■ **Prompt**: Would you count how many lines of the entries below include the word "this"? Give nothing but the number.

[Provided data Boundary: Start]

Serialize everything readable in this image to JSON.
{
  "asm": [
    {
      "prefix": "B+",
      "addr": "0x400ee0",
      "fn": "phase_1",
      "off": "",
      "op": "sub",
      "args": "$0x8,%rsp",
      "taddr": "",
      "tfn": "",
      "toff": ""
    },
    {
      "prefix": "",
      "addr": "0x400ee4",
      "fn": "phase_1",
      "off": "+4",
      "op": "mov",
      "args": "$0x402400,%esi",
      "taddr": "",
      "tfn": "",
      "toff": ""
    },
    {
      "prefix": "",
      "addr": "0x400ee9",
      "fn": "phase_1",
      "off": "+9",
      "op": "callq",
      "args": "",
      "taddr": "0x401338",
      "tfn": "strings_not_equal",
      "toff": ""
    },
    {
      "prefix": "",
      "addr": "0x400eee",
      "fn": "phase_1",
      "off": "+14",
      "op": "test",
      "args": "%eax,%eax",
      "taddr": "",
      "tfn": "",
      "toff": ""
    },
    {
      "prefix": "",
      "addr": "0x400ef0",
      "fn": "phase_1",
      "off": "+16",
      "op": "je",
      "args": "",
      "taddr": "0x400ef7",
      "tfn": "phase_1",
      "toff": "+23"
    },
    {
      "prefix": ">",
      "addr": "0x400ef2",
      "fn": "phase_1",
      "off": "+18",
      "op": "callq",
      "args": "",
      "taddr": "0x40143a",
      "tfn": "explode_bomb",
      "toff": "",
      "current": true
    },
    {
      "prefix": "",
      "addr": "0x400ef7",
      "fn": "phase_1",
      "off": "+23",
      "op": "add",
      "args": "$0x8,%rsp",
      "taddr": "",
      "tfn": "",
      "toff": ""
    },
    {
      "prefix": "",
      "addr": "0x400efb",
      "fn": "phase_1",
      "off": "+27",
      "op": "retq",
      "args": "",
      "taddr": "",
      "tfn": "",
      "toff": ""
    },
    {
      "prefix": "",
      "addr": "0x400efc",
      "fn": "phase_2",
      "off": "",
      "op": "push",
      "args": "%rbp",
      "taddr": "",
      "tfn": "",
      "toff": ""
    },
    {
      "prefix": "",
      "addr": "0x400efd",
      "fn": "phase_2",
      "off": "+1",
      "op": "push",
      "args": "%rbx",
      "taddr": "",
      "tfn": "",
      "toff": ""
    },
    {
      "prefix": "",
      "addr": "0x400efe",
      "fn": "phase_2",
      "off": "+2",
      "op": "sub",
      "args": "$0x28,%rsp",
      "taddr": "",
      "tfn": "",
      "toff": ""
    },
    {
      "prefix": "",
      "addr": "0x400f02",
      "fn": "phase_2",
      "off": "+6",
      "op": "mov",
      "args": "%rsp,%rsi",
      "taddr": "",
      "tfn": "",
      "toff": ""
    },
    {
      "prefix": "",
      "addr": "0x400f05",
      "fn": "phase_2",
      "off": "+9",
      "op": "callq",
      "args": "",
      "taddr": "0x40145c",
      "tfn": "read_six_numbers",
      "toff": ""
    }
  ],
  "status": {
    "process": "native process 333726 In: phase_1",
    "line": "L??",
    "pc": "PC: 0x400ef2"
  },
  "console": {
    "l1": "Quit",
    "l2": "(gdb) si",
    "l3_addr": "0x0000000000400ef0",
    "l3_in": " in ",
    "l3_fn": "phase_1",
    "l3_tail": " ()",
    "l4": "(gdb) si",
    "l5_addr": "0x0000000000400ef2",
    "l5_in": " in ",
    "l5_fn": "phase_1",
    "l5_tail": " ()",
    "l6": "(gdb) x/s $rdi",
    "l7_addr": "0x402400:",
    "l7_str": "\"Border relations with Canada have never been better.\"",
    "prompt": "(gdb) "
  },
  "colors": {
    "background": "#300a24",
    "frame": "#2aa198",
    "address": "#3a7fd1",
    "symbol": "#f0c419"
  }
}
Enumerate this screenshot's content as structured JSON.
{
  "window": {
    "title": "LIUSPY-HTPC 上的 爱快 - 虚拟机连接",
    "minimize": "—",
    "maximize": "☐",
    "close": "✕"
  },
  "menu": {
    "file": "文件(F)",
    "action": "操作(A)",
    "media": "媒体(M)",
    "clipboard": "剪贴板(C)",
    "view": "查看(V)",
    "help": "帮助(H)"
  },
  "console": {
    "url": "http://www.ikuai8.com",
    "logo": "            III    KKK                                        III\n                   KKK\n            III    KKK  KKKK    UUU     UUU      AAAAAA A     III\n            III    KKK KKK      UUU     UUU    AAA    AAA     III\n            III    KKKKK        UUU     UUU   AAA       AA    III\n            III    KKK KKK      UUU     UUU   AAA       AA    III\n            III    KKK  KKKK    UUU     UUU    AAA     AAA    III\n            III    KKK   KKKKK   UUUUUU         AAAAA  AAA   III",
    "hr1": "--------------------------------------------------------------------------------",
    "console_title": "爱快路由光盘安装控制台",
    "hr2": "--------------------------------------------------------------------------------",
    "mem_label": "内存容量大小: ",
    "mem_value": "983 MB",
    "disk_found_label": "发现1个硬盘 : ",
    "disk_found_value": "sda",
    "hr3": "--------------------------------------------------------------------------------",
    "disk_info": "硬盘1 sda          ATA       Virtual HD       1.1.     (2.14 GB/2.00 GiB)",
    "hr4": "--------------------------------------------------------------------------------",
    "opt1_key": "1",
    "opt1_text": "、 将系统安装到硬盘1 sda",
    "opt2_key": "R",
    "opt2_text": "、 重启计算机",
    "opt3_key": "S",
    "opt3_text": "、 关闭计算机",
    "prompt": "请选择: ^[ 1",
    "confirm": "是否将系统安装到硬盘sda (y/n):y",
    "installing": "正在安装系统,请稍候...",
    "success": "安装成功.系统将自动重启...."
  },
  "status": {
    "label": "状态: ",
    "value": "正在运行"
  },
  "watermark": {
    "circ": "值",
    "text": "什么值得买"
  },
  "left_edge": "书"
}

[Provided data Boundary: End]

■ **Problem solution**: 2